Still the Reit Man for the Job
Reiter Improves in Solid Weekend for UMD
by Joe Meloni/CHN Staff Writer
PROVIDENCE, R.I Providence defenseman Alex Velischek burned down the left wing with three teammates trailing the play. Two Minnesota-Duluth defensemen drifted backward, analyzing the onslaught Velischek and his teammates were about to start.
Behind the defensemen, UMD goaltender Kenny Reiter confidently turned to face Velischek. Focused on the puck, he turned, crouched, waited. The puck kicked of a defenseman's knee, and play continued away from Reiter for the remainder of the period. That potential onslaught never came. Either way, Reiter was ready — confident.
Confident in his teammates to keep PC out of grade-A. Confident in himself that any shot would find a pad or a glove, rather than twine. It's been a couple weeks since Reiter was fully confident at the end of a game.
"I was confident all game. I wasn't too worried about it," Reiter said. "We were controlling a lot of the play, so I knew if I was going to see anything it was going to be off the rush. I just made sure to read the play well."
Entering the weekend trip to Providence, which began with a 5-2 win on Friday before Saturday's 2-2 tie, Reiter's season had hardly progressed as he hoped. Visits from Notre Dame and Minnesota will do that to most goaltenders, but most goaltenders haven't backstopped their clubs to a national championship.
While the expectations have changed — for both the Bulldogs and Reiter — with the new banner, nothing is different in Duluth. They knew they could win a national championship last season, and 2011-12 began with that same notion. Those losses irritated Reiter, especially the sweep dealt to UMD by the Gophers last weekend. Compounding the problem, for Reiter at least, was his performance. In losses, three of which he started, his save percentage was .841 and his goals-against average more than 4.
UMD coach Scott Sandelin didn't point to one particular area of his goaltender's game that needed improvement.
"Who knows. I didn't know," Sandelin said of the issues hurting Reiter. "That's why I've continued to play him. He's good enough to work himself out. Last night was a good game for him, certainly after the first period. I thought tonight he played outstanding, so that's a good sign. When we get goaltending like that, giving us a chance to win with those saves, we're fine."
Still, this is Reiter's job, and he had a few areas he knew needed improvement for the Bulldogs to have a successful weekend in Providence before the 12 consecutive WCHA games they will play to close the first half of the season.
"Controlling pucks and trying to be more aggressive, that's the way I play," Reiter said. "That's when I'm at my best. Just those little things that's I think I improved on this weekend and put some solid games together."
For most goaltenders, putting consecutive strong efforts together is everything.
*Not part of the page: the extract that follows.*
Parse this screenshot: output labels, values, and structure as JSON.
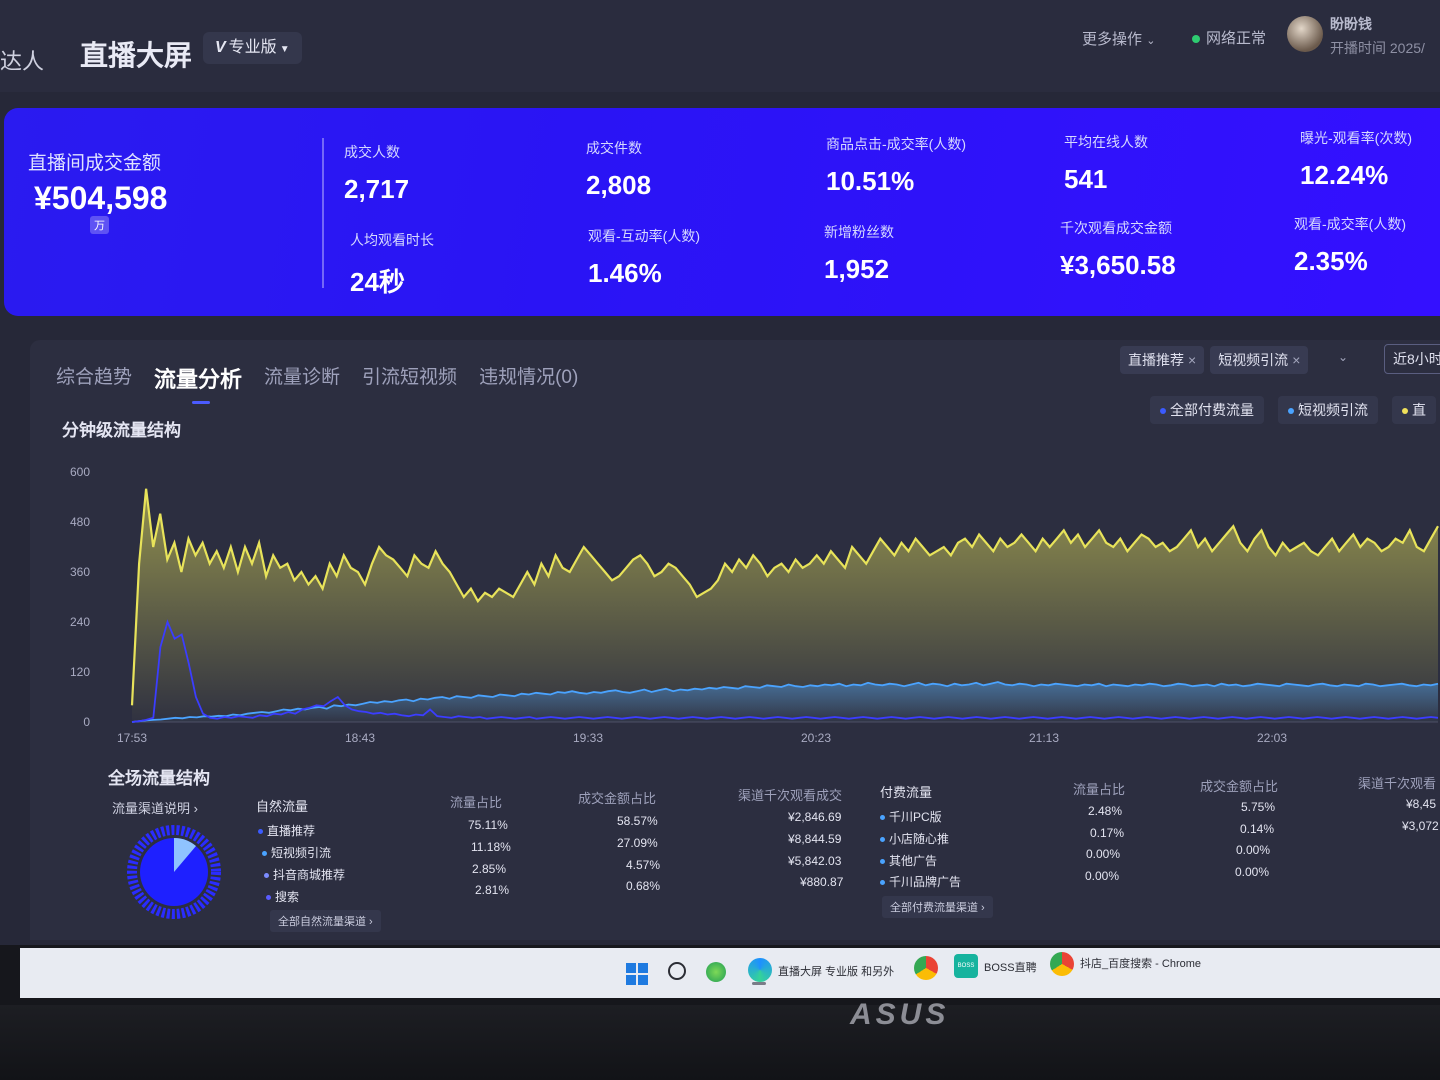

Not only does it mean he did his job, it usually means his team wins. Give the Friars some credit for holding UMD to two goals on Saturday, still Reiter played well enough to guide his team victory.
From the net out, things weren't perfect for the Bulldogs. It's October, though. Not a single club in the country is right just yet. The Bulldogs are younger than were a year ago, probably a little less talented and the banner hanging above their head could be a burden this season if they let it become one.
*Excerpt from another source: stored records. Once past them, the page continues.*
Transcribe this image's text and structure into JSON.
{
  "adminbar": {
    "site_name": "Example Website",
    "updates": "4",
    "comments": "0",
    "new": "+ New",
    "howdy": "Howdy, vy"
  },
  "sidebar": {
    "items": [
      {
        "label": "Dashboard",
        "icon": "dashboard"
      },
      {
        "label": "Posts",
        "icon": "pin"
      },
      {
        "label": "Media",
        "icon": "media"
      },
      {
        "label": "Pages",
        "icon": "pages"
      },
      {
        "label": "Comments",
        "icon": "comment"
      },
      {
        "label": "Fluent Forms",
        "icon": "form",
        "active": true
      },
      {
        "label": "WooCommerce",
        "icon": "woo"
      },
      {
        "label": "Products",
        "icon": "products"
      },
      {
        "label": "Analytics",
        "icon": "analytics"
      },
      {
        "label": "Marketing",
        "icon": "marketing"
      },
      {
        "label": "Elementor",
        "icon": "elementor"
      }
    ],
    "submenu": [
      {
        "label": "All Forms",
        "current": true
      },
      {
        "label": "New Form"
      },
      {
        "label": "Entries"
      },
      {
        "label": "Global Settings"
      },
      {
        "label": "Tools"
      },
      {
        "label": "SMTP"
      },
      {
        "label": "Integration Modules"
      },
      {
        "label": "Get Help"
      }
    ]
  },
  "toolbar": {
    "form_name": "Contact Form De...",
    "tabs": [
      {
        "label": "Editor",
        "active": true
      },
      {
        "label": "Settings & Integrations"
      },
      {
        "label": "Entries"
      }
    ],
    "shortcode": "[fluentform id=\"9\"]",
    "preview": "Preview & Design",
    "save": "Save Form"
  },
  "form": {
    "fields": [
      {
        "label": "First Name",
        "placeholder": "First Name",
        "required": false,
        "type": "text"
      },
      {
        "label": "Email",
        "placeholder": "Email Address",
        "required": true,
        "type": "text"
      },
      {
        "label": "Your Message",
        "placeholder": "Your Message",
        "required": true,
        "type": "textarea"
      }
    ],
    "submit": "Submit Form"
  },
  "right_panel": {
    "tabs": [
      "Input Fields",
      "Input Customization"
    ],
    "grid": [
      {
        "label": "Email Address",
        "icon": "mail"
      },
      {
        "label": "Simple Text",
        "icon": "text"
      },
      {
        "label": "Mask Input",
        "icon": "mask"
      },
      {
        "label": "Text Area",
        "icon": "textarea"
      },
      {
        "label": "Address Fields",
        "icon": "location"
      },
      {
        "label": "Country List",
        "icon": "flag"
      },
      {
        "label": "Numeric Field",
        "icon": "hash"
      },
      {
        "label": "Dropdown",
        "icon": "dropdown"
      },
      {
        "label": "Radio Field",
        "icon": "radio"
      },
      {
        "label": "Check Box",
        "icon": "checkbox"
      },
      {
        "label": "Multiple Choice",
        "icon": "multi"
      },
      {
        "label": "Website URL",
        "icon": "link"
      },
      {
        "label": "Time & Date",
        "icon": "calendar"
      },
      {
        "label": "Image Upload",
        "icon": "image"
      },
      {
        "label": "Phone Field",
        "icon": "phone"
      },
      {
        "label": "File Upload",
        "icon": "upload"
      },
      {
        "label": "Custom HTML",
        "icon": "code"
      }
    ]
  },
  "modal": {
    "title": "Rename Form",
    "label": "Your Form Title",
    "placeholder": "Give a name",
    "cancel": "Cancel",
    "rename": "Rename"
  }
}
"It's tough to do sometimes," Reiter said of moving past the national championship. "It's something that we've tried to stress. We can't live in last year, because it's now. We're trying to move forward here and build our own legacy for this year."
Moving forward appears to be the theme right now in Duluth. For the team as whole, moving forward from last season and an inconsistent October. For Reiter, the first step came this weekend. A win and a tie on a weekend road trip would satisfy most players and teams.
"It sucks," Reiter said of Saturday's draw, "having that power play at the end, we need to capitalize."
Then, most teams aren't the defending national champions. And most players aren't Kenny Reiter.